Task to carry out:
Every record below is to be retyped exactly, with the pictures left out.

Dataset entries:
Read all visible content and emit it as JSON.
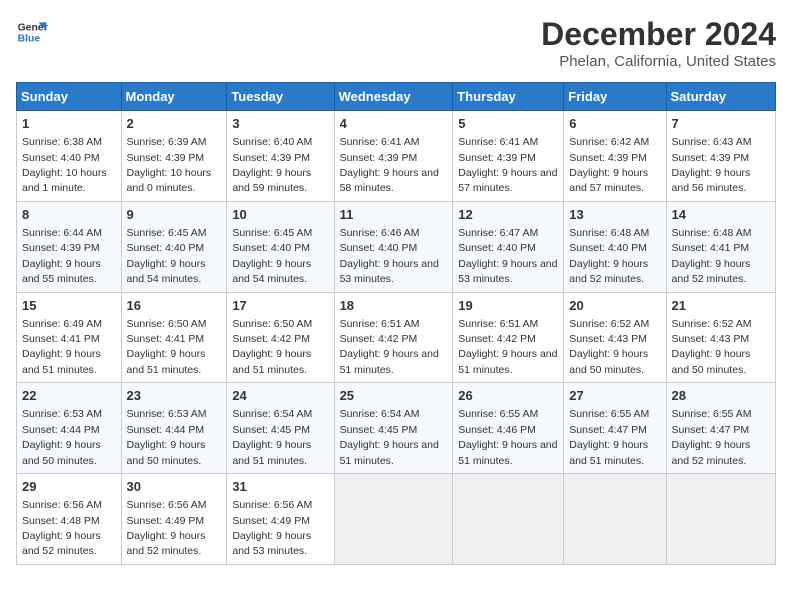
{
  "header": {
    "logo_line1": "General",
    "logo_line2": "Blue",
    "title": "December 2024",
    "subtitle": "Phelan, California, United States"
  },
  "weekdays": [
    "Sunday",
    "Monday",
    "Tuesday",
    "Wednesday",
    "Thursday",
    "Friday",
    "Saturday"
  ],
  "weeks": [
    [
      {
        "day": "1",
        "sunrise": "6:38 AM",
        "sunset": "4:40 PM",
        "daylight": "10 hours and 1 minute."
      },
      {
        "day": "2",
        "sunrise": "6:39 AM",
        "sunset": "4:39 PM",
        "daylight": "10 hours and 0 minutes."
      },
      {
        "day": "3",
        "sunrise": "6:40 AM",
        "sunset": "4:39 PM",
        "daylight": "9 hours and 59 minutes."
      },
      {
        "day": "4",
        "sunrise": "6:41 AM",
        "sunset": "4:39 PM",
        "daylight": "9 hours and 58 minutes."
      },
      {
        "day": "5",
        "sunrise": "6:41 AM",
        "sunset": "4:39 PM",
        "daylight": "9 hours and 57 minutes."
      },
      {
        "day": "6",
        "sunrise": "6:42 AM",
        "sunset": "4:39 PM",
        "daylight": "9 hours and 57 minutes."
      },
      {
        "day": "7",
        "sunrise": "6:43 AM",
        "sunset": "4:39 PM",
        "daylight": "9 hours and 56 minutes."
      }
    ],
    [
      {
        "day": "8",
        "sunrise": "6:44 AM",
        "sunset": "4:39 PM",
        "daylight": "9 hours and 55 minutes."
      },
      {
        "day": "9",
        "sunrise": "6:45 AM",
        "sunset": "4:40 PM",
        "daylight": "9 hours and 54 minutes."
      },
      {
        "day": "10",
        "sunrise": "6:45 AM",
        "sunset": "4:40 PM",
        "daylight": "9 hours and 54 minutes."
      },
      {
        "day": "11",
        "sunrise": "6:46 AM",
        "sunset": "4:40 PM",
        "daylight": "9 hours and 53 minutes."
      },
      {
        "day": "12",
        "sunrise": "6:47 AM",
        "sunset": "4:40 PM",
        "daylight": "9 hours and 53 minutes."
      },
      {
        "day": "13",
        "sunrise": "6:48 AM",
        "sunset": "4:40 PM",
        "daylight": "9 hours and 52 minutes."
      },
      {
        "day": "14",
        "sunrise": "6:48 AM",
        "sunset": "4:41 PM",
        "daylight": "9 hours and 52 minutes."
      }
    ],
    [
      {
        "day": "15",
        "sunrise": "6:49 AM",
        "sunset": "4:41 PM",
        "daylight": "9 hours and 51 minutes."
      },
      {
        "day": "16",
        "sunrise": "6:50 AM",
        "sunset": "4:41 PM",
        "daylight": "9 hours and 51 minutes."
      },
      {
        "day": "17",
        "sunrise": "6:50 AM",
        "sunset": "4:42 PM",
        "daylight": "9 hours and 51 minutes."
      },
      {
        "day": "18",
        "sunrise": "6:51 AM",
        "sunset": "4:42 PM",
        "daylight": "9 hours and 51 minutes."
      },
      {
        "day": "19",
        "sunrise": "6:51 AM",
        "sunset": "4:42 PM",
        "daylight": "9 hours and 51 minutes."
      },
      {
        "day": "20",
        "sunrise": "6:52 AM",
        "sunset": "4:43 PM",
        "daylight": "9 hours and 50 minutes."
      },
      {
        "day": "21",
        "sunrise": "6:52 AM",
        "sunset": "4:43 PM",
        "daylight": "9 hours and 50 minutes."
      }
    ],
    [
      {
        "day": "22",
        "sunrise": "6:53 AM",
        "sunset": "4:44 PM",
        "daylight": "9 hours and 50 minutes."
      },
      {
        "day": "23",
        "sunrise": "6:53 AM",
        "sunset": "4:44 PM",
        "daylight": "9 hours and 50 minutes."
      },
      {
        "day": "24",
        "sunrise": "6:54 AM",
        "sunset": "4:45 PM",
        "daylight": "9 hours and 51 minutes."
      },
      {
        "day": "25",
        "sunrise": "6:54 AM",
        "sunset": "4:45 PM",
        "daylight": "9 hours and 51 minutes."
      },
      {
        "day": "26",
        "sunrise": "6:55 AM",
        "sunset": "4:46 PM",
        "daylight": "9 hours and 51 minutes."
      },
      {
        "day": "27",
        "sunrise": "6:55 AM",
        "sunset": "4:47 PM",
        "daylight": "9 hours and 51 minutes."
      },
      {
        "day": "28",
        "sunrise": "6:55 AM",
        "sunset": "4:47 PM",
        "daylight": "9 hours and 52 minutes."
      }
    ],
    [
      {
        "day": "29",
        "sunrise": "6:56 AM",
        "sunset": "4:48 PM",
        "daylight": "9 hours and 52 minutes."
      },
      {
        "day": "30",
        "sunrise": "6:56 AM",
        "sunset": "4:49 PM",
        "daylight": "9 hours and 52 minutes."
      },
      {
        "day": "31",
        "sunrise": "6:56 AM",
        "sunset": "4:49 PM",
        "daylight": "9 hours and 53 minutes."
      },
      null,
      null,
      null,
      null
    ]
  ],
  "labels": {
    "sunrise": "Sunrise:",
    "sunset": "Sunset:",
    "daylight": "Daylight:"
  }
}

Result below:
Read all visible content and emit it as JSON.
{
  "header": {
    "logo_line1": "General",
    "logo_line2": "Blue",
    "title": "December 2024",
    "subtitle": "Phelan, California, United States"
  },
  "weekdays": [
    "Sunday",
    "Monday",
    "Tuesday",
    "Wednesday",
    "Thursday",
    "Friday",
    "Saturday"
  ],
  "weeks": [
    [
      {
        "day": "1",
        "sunrise": "6:38 AM",
        "sunset": "4:40 PM",
        "daylight": "10 hours and 1 minute."
      },
      {
        "day": "2",
        "sunrise": "6:39 AM",
        "sunset": "4:39 PM",
        "daylight": "10 hours and 0 minutes."
      },
      {
        "day": "3",
        "sunrise": "6:40 AM",
        "sunset": "4:39 PM",
        "daylight": "9 hours and 59 minutes."
      },
      {
        "day": "4",
        "sunrise": "6:41 AM",
        "sunset": "4:39 PM",
        "daylight": "9 hours and 58 minutes."
      },
      {
        "day": "5",
        "sunrise": "6:41 AM",
        "sunset": "4:39 PM",
        "daylight": "9 hours and 57 minutes."
      },
      {
        "day": "6",
        "sunrise": "6:42 AM",
        "sunset": "4:39 PM",
        "daylight": "9 hours and 57 minutes."
      },
      {
        "day": "7",
        "sunrise": "6:43 AM",
        "sunset": "4:39 PM",
        "daylight": "9 hours and 56 minutes."
      }
    ],
    [
      {
        "day": "8",
        "sunrise": "6:44 AM",
        "sunset": "4:39 PM",
        "daylight": "9 hours and 55 minutes."
      },
      {
        "day": "9",
        "sunrise": "6:45 AM",
        "sunset": "4:40 PM",
        "daylight": "9 hours and 54 minutes."
      },
      {
        "day": "10",
        "sunrise": "6:45 AM",
        "sunset": "4:40 PM",
        "daylight": "9 hours and 54 minutes."
      },
      {
        "day": "11",
        "sunrise": "6:46 AM",
        "sunset": "4:40 PM",
        "daylight": "9 hours and 53 minutes."
      },
      {
        "day": "12",
        "sunrise": "6:47 AM",
        "sunset": "4:40 PM",
        "daylight": "9 hours and 53 minutes."
      },
      {
        "day": "13",
        "sunrise": "6:48 AM",
        "sunset": "4:40 PM",
        "daylight": "9 hours and 52 minutes."
      },
      {
        "day": "14",
        "sunrise": "6:48 AM",
        "sunset": "4:41 PM",
        "daylight": "9 hours and 52 minutes."
      }
    ],
    [
      {
        "day": "15",
        "sunrise": "6:49 AM",
        "sunset": "4:41 PM",
        "daylight": "9 hours and 51 minutes."
      },
      {
        "day": "16",
        "sunrise": "6:50 AM",
        "sunset": "4:41 PM",
        "daylight": "9 hours and 51 minutes."
      },
      {
        "day": "17",
        "sunrise": "6:50 AM",
        "sunset": "4:42 PM",
        "daylight": "9 hours and 51 minutes."
      },
      {
        "day": "18",
        "sunrise": "6:51 AM",
        "sunset": "4:42 PM",
        "daylight": "9 hours and 51 minutes."
      },
      {
        "day": "19",
        "sunrise": "6:51 AM",
        "sunset": "4:42 PM",
        "daylight": "9 hours and 51 minutes."
      },
      {
        "day": "20",
        "sunrise": "6:52 AM",
        "sunset": "4:43 PM",
        "daylight": "9 hours and 50 minutes."
      },
      {
        "day": "21",
        "sunrise": "6:52 AM",
        "sunset": "4:43 PM",
        "daylight": "9 hours and 50 minutes."
      }
    ],
    [
      {
        "day": "22",
        "sunrise": "6:53 AM",
        "sunset": "4:44 PM",
        "daylight": "9 hours and 50 minutes."
      },
      {
        "day": "23",
        "sunrise": "6:53 AM",
        "sunset": "4:44 PM",
        "daylight": "9 hours and 50 minutes."
      },
      {
        "day": "24",
        "sunrise": "6:54 AM",
        "sunset": "4:45 PM",
        "daylight": "9 hours and 51 minutes."
      },
      {
        "day": "25",
        "sunrise": "6:54 AM",
        "sunset": "4:45 PM",
        "daylight": "9 hours and 51 minutes."
      },
      {
        "day": "26",
        "sunrise": "6:55 AM",
        "sunset": "4:46 PM",
        "daylight": "9 hours and 51 minutes."
      },
      {
        "day": "27",
        "sunrise": "6:55 AM",
        "sunset": "4:47 PM",
        "daylight": "9 hours and 51 minutes."
      },
      {
        "day": "28",
        "sunrise": "6:55 AM",
        "sunset": "4:47 PM",
        "daylight": "9 hours and 52 minutes."
      }
    ],
    [
      {
        "day": "29",
        "sunrise": "6:56 AM",
        "sunset": "4:48 PM",
        "daylight": "9 hours and 52 minutes."
      },
      {
        "day": "30",
        "sunrise": "6:56 AM",
        "sunset": "4:49 PM",
        "daylight": "9 hours and 52 minutes."
      },
      {
        "day": "31",
        "sunrise": "6:56 AM",
        "sunset": "4:49 PM",
        "daylight": "9 hours and 53 minutes."
      },
      null,
      null,
      null,
      null
    ]
  ],
  "labels": {
    "sunrise": "Sunrise:",
    "sunset": "Sunset:",
    "daylight": "Daylight:"
  }
}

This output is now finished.